Some 250,000 Filipinos took up arms against the Japanese with their American counterparts, as regular soldiers or guerrillas in resistance units. Many suffered through the 60-mile Bataan Death March in 1942 or teamed with Army Rangers to free more than 500 prisoners of war from the Cabanatuan Prison Camp.
Having been placed under United States command, the Filipino veterans expected to receive the same benefits and pensions as American soldiers. But shortly after the war ended the government granted benefits only to those veterans in a small Army group known as the “Old” Philippine Scouts.

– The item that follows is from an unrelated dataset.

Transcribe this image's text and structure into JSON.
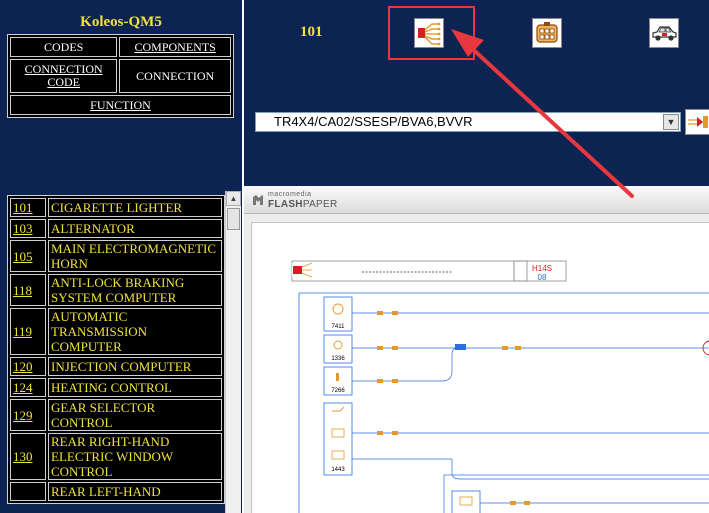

Now, the government is moving toward fuller compensation for Filipinos like Mr. Braga, who at 81 is among the youngest surviving veterans. On Tuesday, the House by a wide margin passed a bill that would give 18,000 surviving Filipino veterans a lump sum payment. Those who are American citizens would receive $15,000, with noncitizens receiving $9,000.
Complete story at NY Times